## Problem
Every line below is to be quoted exactly, with nothing added or dropped.

## Records for this exercise
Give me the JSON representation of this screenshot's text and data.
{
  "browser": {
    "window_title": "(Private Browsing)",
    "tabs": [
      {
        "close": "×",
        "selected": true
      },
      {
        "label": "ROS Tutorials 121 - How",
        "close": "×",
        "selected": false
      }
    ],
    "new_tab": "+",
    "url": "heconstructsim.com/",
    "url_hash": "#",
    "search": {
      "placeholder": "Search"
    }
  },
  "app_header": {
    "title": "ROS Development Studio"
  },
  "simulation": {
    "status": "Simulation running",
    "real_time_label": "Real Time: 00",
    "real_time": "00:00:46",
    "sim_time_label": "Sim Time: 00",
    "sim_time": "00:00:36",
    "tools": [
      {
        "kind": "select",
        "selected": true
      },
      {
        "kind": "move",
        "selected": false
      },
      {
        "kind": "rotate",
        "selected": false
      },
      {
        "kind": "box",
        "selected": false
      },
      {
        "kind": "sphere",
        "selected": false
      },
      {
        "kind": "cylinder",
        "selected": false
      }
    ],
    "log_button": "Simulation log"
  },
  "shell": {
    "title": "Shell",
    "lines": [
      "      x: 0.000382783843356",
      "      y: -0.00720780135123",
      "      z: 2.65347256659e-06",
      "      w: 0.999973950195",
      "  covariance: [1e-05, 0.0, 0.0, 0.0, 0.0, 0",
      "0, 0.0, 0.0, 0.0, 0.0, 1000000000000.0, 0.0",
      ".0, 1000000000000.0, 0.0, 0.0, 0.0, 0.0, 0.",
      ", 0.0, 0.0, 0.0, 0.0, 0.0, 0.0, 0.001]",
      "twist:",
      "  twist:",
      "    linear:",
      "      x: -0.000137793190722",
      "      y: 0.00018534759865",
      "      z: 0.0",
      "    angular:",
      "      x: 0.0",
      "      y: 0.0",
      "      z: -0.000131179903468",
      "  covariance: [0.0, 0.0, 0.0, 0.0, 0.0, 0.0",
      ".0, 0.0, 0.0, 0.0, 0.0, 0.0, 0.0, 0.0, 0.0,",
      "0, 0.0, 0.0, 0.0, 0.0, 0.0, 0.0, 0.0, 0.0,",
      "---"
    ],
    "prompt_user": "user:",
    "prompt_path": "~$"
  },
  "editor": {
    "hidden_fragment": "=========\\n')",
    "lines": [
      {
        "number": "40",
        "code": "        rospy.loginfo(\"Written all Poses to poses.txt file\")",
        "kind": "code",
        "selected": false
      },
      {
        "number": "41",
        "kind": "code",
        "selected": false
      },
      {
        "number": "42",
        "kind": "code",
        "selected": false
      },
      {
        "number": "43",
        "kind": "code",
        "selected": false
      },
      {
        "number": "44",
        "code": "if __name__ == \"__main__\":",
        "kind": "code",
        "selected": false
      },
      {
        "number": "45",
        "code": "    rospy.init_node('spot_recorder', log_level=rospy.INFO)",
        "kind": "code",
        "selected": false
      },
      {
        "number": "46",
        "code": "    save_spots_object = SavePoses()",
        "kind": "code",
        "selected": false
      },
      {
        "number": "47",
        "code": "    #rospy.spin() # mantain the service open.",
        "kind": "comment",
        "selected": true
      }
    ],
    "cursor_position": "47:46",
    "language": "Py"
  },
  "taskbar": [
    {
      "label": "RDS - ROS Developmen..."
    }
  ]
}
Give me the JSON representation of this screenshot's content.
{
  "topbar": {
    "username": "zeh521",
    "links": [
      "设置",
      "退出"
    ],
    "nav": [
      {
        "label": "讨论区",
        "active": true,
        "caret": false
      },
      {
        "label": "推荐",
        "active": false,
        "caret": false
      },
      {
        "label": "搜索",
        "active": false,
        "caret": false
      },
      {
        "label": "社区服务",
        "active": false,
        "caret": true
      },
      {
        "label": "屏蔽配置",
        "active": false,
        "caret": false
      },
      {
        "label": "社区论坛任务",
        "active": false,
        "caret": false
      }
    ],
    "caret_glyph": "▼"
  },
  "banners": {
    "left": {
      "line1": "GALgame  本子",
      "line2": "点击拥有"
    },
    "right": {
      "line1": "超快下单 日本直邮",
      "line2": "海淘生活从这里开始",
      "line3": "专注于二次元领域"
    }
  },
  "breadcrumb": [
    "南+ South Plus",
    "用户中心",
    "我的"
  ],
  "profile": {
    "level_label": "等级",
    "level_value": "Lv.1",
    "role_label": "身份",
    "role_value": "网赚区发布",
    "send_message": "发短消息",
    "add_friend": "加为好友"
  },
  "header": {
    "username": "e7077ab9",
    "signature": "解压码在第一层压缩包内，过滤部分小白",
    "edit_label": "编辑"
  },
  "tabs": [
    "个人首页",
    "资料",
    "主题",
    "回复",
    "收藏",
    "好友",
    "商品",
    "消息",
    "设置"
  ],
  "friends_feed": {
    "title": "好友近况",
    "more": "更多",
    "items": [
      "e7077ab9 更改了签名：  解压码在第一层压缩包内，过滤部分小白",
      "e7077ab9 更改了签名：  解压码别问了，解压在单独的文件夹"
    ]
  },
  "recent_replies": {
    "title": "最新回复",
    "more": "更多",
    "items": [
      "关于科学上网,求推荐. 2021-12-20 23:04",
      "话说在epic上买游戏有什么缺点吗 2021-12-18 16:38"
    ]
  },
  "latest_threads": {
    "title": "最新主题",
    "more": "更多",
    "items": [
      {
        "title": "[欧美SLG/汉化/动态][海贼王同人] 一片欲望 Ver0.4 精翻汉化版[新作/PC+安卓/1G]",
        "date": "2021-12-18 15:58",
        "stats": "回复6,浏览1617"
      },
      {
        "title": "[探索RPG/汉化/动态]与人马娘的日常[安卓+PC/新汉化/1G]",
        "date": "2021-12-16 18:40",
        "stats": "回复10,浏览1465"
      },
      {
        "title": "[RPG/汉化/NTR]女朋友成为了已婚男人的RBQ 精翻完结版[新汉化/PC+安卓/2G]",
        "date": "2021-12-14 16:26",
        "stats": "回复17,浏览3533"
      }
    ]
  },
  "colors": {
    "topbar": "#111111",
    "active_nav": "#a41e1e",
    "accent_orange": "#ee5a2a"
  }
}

## Task answer
Give me the JSON representation of this screenshot's text and data.
{
  "browser": {
    "window_title": "(Private Browsing)",
    "tabs": [
      {
        "close": "×",
        "selected": true
      },
      {
        "label": "ROS Tutorials 121 - How",
        "close": "×",
        "selected": false
      }
    ],
    "new_tab": "+",
    "url": "heconstructsim.com/",
    "url_hash": "#",
    "search": {
      "placeholder": "Search"
    }
  },
  "app_header": {
    "title": "ROS Development Studio"
  },
  "simulation": {
    "status": "Simulation running",
    "real_time_label": "Real Time: 00",
    "real_time": "00:00:46",
    "sim_time_label": "Sim Time: 00",
    "sim_time": "00:00:36",
    "tools": [
      {
        "kind": "select",
        "selected": true
      },
      {
        "kind": "move",
        "selected": false
      },
      {
        "kind": "rotate",
        "selected": false
      },
      {
        "kind": "box",
        "selected": false
      },
      {
        "kind": "sphere",
        "selected": false
      },
      {
        "kind": "cylinder",
        "selected": false
      }
    ],
    "log_button": "Simulation log"
  },
  "shell": {
    "title": "Shell",
    "lines": [
      "      x: 0.000382783843356",
      "      y: -0.00720780135123",
      "      z: 2.65347256659e-06",
      "      w: 0.999973950195",
      "  covariance: [1e-05, 0.0, 0.0, 0.0, 0.0, 0",
      "0, 0.0, 0.0, 0.0, 0.0, 1000000000000.0, 0.0",
      ".0, 1000000000000.0, 0.0, 0.0, 0.0, 0.0, 0.",
      ", 0.0, 0.0, 0.0, 0.0, 0.0, 0.0, 0.001]",
      "twist:",
      "  twist:",
      "    linear:",
      "      x: -0.000137793190722",
      "      y: 0.00018534759865",
      "      z: 0.0",
      "    angular:",
      "      x: 0.0",
      "      y: 0.0",
      "      z: -0.000131179903468",
      "  covariance: [0.0, 0.0, 0.0, 0.0, 0.0, 0.0",
      ".0, 0.0, 0.0, 0.0, 0.0, 0.0, 0.0, 0.0, 0.0,",
      "0, 0.0, 0.0, 0.0, 0.0, 0.0, 0.0, 0.0, 0.0,",
      "---"
    ],
    "prompt_user": "user:",
    "prompt_path": "~$"
  },
  "editor": {
    "hidden_fragment": "=========\\n')",
    "lines": [
      {
        "number": "40",
        "code": "        rospy.loginfo(\"Written all Poses to poses.txt file\")",
        "kind": "code",
        "selected": false
      },
      {
        "number": "41",
        "kind": "code",
        "selected": false
      },
      {
        "number": "42",
        "kind": "code",
        "selected": false
      },
      {
        "number": "43",
        "kind": "code",
        "selected": false
      },
      {
        "number": "44",
        "code": "if __name__ == \"__main__\":",
        "kind": "code",
        "selected": false
      },
      {
        "number": "45",
        "code": "    rospy.init_node('spot_recorder', log_level=rospy.INFO)",
        "kind": "code",
        "selected": false
      },
      {
        "number": "46",
        "code": "    save_spots_object = SavePoses()",
        "kind": "code",
        "selected": false
      },
      {
        "number": "47",
        "code": "    #rospy.spin() # mantain the service open.",
        "kind": "comment",
        "selected": true
      }
    ],
    "cursor_position": "47:46",
    "language": "Py"
  },
  "taskbar": [
    {
      "label": "RDS - ROS Developmen..."
    }
  ]
}
Give me the JSON representation of this screenshot's content.
{
  "topbar": {
    "username": "zeh521",
    "links": [
      "设置",
      "退出"
    ],
    "nav": [
      {
        "label": "讨论区",
        "active": true,
        "caret": false
      },
      {
        "label": "推荐",
        "active": false,
        "caret": false
      },
      {
        "label": "搜索",
        "active": false,
        "caret": false
      },
      {
        "label": "社区服务",
        "active": false,
        "caret": true
      },
      {
        "label": "屏蔽配置",
        "active": false,
        "caret": false
      },
      {
        "label": "社区论坛任务",
        "active": false,
        "caret": false
      }
    ],
    "caret_glyph": "▼"
  },
  "banners": {
    "left": {
      "line1": "GALgame  本子",
      "line2": "点击拥有"
    },
    "right": {
      "line1": "超快下单 日本直邮",
      "line2": "海淘生活从这里开始",
      "line3": "专注于二次元领域"
    }
  },
  "breadcrumb": [
    "南+ South Plus",
    "用户中心",
    "我的"
  ],
  "profile": {
    "level_label": "等级",
    "level_value": "Lv.1",
    "role_label": "身份",
    "role_value": "网赚区发布",
    "send_message": "发短消息",
    "add_friend": "加为好友"
  },
  "header": {
    "username": "e7077ab9",
    "signature": "解压码在第一层压缩包内，过滤部分小白",
    "edit_label": "编辑"
  },
  "tabs": [
    "个人首页",
    "资料",
    "主题",
    "回复",
    "收藏",
    "好友",
    "商品",
    "消息",
    "设置"
  ],
  "friends_feed": {
    "title": "好友近况",
    "more": "更多",
    "items": [
      "e7077ab9 更改了签名：  解压码在第一层压缩包内，过滤部分小白",
      "e7077ab9 更改了签名：  解压码别问了，解压在单独的文件夹"
    ]
  },
  "recent_replies": {
    "title": "最新回复",
    "more": "更多",
    "items": [
      "关于科学上网,求推荐. 2021-12-20 23:04",
      "话说在epic上买游戏有什么缺点吗 2021-12-18 16:38"
    ]
  },
  "latest_threads": {
    "title": "最新主题",
    "more": "更多",
    "items": [
      {
        "title": "[欧美SLG/汉化/动态][海贼王同人] 一片欲望 Ver0.4 精翻汉化版[新作/PC+安卓/1G]",
        "date": "2021-12-18 15:58",
        "stats": "回复6,浏览1617"
      },
      {
        "title": "[探索RPG/汉化/动态]与人马娘的日常[安卓+PC/新汉化/1G]",
        "date": "2021-12-16 18:40",
        "stats": "回复10,浏览1465"
      },
      {
        "title": "[RPG/汉化/NTR]女朋友成为了已婚男人的RBQ 精翻完结版[新汉化/PC+安卓/2G]",
        "date": "2021-12-14 16:26",
        "stats": "回复17,浏览3533"
      }
    ]
  },
  "colors": {
    "topbar": "#111111",
    "active_nav": "#a41e1e",
    "accent_orange": "#ee5a2a"
  }
}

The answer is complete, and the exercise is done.